Production[edit]

Hasma is produced primarily in the Heilongjiang, Jilin, and Liaoning provinces in China. Previously available only to Emperors, soups made with hasma are available in North American cities with large Chinese populations and in China, Taiwan, Singapore and Hong Kong.

Physical characteristics[edit]

Hasma is sold dried as irregular flat pieces and flakes ranging from 1–2 cm in length and 1–5 mm in thickness. Individual pieces are yellowish-white in colour with a matte lustre, whose surface may be covered with off-white pellicles. When rehydrated, dried hasma can expand up to 10-15 times in size.

The dried hasma is rehydrated and double-boiled with rock sugar to create a glutinous texture and opaque color. Dried or rehydrated hasma has a slight fishy smell. In its unflavoured form it is sweet and slightly savory in taste with a texture that is glutinous, chewy, and light, very similar to that of tapioca in a dessert.

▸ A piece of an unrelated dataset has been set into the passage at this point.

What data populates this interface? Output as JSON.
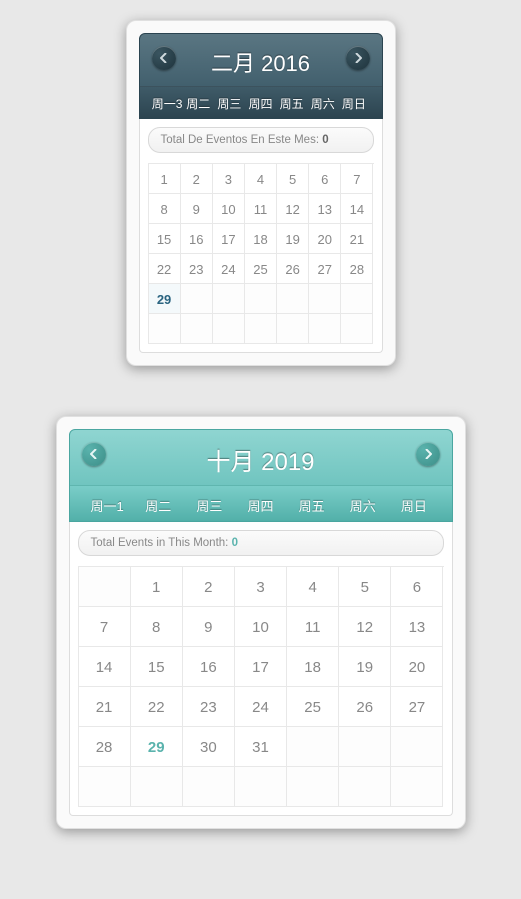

Preparation[edit]

Hasma cooked with jujubes fruits

Hasma serves the role of providing texture to tong sui, or sweet soups, as well as increasing the perceived luxuriousness of the soup. These soups are usually flavoured with rock sugar. For the uninitiated, this relatively accessible eating experience belies the exotic sounding nature of the dessert. Hasma is widely featured in dessert dishes in high class restaurants in Hong Kong.

Hasma is most commonly paired in sweet soups with:

It is also a key ingredient in making "Three snow soup" (Chinese: 三雪湯; pinyin: sān xuě tāng), which consists of:

Hasma can also be included in more exotic versions of shark fin soup.

Health benefits[edit]

Hasma is taken for medicinal purposes in Traditional Chinese medicine. Reported benefits of eating hasma include replenishing vital essence in the lungs, kidneys, and improving skin complexion. Hasma is also prescribed to treat respiratory symptoms such as coughing, hemoptysis and night sweats due to tuberculosis. Young children are however not recommended to take it, as the high contents of hormones might cause puberty to begin early.[1]

References[edit]

External links[edit]